**YOUR OBJECTIVE**
Take from the material every line that contains the word "ANKATE".

─── EXERCISE DATA ───

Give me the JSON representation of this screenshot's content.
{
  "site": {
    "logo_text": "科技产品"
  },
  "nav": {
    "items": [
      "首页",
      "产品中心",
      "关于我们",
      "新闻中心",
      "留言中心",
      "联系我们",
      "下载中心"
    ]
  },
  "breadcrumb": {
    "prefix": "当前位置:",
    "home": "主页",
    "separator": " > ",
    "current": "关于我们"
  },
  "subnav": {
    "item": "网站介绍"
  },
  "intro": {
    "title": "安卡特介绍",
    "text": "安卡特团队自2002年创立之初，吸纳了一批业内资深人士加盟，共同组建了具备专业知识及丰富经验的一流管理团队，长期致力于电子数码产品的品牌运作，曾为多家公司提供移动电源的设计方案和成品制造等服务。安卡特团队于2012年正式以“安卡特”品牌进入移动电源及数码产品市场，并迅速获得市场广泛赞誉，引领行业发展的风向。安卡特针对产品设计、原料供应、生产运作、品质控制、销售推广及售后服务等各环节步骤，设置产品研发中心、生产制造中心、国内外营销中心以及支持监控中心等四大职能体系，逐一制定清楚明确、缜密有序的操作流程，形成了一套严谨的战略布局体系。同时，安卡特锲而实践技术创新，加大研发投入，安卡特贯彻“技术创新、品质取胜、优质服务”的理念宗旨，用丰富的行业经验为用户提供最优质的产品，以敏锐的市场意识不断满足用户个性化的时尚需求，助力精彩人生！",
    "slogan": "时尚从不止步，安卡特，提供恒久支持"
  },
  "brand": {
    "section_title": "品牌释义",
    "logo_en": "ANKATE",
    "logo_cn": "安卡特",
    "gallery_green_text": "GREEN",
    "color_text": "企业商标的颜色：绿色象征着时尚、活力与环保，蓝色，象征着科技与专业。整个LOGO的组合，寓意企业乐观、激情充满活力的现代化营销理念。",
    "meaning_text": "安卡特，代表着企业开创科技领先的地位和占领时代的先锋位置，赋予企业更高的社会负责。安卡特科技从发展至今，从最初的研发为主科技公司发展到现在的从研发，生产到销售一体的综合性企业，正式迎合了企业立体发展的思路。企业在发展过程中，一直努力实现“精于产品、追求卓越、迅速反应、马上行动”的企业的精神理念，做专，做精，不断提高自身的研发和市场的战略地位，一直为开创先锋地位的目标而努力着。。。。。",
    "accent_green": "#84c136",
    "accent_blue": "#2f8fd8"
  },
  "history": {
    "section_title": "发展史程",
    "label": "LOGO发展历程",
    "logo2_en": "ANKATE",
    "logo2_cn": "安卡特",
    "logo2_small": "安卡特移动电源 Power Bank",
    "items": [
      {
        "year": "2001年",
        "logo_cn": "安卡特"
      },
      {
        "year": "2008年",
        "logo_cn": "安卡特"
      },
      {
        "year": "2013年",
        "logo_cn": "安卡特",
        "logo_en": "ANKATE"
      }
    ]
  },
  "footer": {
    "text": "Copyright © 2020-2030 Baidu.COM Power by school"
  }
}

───

**RESPONSE AREA**
    "logo_en": "ANKATE",
    "logo2_en": "ANKATE",
        "logo_en": "ANKATE"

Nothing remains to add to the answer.